Whether lounging stylishly on his rocky outcrop or leaping elegantly into the water, Omar left an indelible memory in the minds of all who were awed by his regal stature. We will miss Omar, and our thoughts and appreciation go especially to his caregivers, who for so many years took such great care of him.
Photo credit: Wildlife Reserves Singapore
Omar had been managed on our senior animal care programme, where healthcare and welfare of our senior age animals are customised to promote longevity and quality of life.
Over the last three years, his team of keepers and veterinarians had been monitoring him closely for a melanoma (a type of skin cancer) and degeneration of his joints. They had been providing supportive care to him for the past few months to ensure his quality of life was maintained. Recent reassessment had seen worsening of his health and the difficult decision was made to euthanase him to prevent further deterioration of his quality of life.
Born under human care in Taman Safari, Indonesia, Omar had charmed guests since arriving in Singapore Zoo as a 19-month-old juvenile tiger on 6 April 2001. He would have turned 18 years old in September—an impressive age for a large cat. In the wild, tigers have an average lifespan of between 10 to 15 years while those under human care live 16 to 20 years on average.
We will miss Omar, and our thoughts and appreciation go especially to his caregivers, who for so many years took such great care of him.
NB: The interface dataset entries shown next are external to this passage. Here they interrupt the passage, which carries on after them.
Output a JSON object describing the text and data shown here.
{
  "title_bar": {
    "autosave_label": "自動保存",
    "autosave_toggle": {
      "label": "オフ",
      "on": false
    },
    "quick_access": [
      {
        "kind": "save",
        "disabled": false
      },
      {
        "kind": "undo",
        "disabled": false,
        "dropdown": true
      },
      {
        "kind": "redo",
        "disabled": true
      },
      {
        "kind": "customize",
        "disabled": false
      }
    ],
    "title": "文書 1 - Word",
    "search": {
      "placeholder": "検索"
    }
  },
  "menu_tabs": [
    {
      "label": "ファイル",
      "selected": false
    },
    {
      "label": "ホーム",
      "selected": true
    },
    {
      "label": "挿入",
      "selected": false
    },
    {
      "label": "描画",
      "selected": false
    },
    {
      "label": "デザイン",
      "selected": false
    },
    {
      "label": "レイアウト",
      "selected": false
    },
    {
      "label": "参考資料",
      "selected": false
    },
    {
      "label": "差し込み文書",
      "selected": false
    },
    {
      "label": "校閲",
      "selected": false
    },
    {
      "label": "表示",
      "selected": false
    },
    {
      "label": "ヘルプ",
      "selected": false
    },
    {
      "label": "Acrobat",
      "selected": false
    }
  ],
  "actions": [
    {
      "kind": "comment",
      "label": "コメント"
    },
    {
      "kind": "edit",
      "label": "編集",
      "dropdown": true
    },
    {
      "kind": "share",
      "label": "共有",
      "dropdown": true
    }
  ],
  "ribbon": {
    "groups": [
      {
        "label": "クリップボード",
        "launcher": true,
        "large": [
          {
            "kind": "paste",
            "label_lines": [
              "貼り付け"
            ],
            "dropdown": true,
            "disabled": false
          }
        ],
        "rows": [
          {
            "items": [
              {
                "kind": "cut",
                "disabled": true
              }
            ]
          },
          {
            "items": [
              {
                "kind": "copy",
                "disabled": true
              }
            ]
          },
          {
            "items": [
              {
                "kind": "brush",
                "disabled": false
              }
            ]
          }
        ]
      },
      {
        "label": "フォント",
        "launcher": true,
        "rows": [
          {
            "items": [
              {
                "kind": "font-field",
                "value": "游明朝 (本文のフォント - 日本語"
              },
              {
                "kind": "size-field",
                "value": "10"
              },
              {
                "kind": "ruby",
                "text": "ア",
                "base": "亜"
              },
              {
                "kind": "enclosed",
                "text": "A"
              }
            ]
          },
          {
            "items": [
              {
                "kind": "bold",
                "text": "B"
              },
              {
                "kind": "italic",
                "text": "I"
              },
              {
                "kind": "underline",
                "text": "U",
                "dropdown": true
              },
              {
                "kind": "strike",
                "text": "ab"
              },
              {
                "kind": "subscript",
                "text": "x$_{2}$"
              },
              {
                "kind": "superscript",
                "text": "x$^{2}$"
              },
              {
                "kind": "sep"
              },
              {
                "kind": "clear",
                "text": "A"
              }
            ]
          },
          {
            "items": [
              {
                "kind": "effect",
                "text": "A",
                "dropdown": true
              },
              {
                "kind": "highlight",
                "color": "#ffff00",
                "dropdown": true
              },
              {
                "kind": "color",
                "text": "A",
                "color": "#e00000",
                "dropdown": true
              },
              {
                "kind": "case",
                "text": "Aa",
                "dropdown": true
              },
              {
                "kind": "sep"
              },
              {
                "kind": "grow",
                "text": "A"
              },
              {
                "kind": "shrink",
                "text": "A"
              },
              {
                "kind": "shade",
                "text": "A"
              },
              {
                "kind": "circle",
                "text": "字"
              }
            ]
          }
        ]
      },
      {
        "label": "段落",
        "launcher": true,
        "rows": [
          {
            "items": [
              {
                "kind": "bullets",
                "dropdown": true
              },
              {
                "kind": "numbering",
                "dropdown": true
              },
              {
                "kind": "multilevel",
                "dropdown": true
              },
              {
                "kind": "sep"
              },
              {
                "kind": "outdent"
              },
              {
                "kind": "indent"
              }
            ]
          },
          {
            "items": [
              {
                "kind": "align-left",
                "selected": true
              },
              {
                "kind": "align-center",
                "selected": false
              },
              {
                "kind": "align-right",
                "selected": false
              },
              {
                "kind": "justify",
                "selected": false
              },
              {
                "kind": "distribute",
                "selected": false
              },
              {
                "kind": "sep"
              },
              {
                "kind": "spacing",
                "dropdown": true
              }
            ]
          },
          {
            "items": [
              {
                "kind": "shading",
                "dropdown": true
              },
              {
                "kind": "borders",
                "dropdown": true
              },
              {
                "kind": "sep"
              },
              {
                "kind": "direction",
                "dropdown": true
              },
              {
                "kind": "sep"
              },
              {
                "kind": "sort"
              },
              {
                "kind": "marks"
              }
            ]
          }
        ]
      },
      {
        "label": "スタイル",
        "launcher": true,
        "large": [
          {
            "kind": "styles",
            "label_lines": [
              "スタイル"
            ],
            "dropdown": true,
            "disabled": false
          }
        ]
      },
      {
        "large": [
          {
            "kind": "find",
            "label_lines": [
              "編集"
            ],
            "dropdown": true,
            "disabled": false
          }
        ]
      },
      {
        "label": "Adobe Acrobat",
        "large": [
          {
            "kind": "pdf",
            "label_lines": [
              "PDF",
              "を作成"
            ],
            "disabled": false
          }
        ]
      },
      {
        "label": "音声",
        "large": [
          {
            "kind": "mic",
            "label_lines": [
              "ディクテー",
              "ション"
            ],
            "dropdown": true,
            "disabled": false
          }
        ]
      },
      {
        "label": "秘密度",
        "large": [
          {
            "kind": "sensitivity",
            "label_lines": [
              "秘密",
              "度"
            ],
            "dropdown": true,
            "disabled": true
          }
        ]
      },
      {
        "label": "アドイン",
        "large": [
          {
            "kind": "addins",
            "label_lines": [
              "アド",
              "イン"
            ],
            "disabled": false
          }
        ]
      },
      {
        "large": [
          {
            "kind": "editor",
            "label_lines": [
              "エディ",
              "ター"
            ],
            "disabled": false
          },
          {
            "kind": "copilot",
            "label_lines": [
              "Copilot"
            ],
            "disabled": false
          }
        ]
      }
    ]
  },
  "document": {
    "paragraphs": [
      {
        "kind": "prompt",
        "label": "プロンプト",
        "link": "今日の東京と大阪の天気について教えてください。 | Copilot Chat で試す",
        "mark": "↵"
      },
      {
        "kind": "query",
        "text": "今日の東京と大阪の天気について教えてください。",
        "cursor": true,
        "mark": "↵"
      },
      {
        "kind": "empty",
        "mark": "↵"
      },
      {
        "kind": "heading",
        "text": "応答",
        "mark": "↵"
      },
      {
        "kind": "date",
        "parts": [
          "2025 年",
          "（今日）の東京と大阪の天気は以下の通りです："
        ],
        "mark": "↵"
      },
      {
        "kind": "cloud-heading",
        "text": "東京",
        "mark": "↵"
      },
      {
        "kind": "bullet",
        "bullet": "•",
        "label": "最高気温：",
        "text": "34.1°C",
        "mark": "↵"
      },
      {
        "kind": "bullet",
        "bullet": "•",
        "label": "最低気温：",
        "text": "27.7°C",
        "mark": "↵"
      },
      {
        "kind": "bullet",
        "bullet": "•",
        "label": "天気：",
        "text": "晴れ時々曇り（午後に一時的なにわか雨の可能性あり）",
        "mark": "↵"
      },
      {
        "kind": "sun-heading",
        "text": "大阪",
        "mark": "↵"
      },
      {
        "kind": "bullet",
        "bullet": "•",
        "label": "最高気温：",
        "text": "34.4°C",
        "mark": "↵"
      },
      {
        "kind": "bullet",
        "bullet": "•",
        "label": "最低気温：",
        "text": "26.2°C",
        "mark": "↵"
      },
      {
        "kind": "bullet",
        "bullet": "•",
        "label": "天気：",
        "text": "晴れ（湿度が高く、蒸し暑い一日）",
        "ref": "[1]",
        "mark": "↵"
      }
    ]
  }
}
Singapore Zoo is now home to two white tigers—Pasha and Keysa. The 4-year-old brother-sister duo arrived from Batu Secret Zoo in Indonesia on 15 January 2015.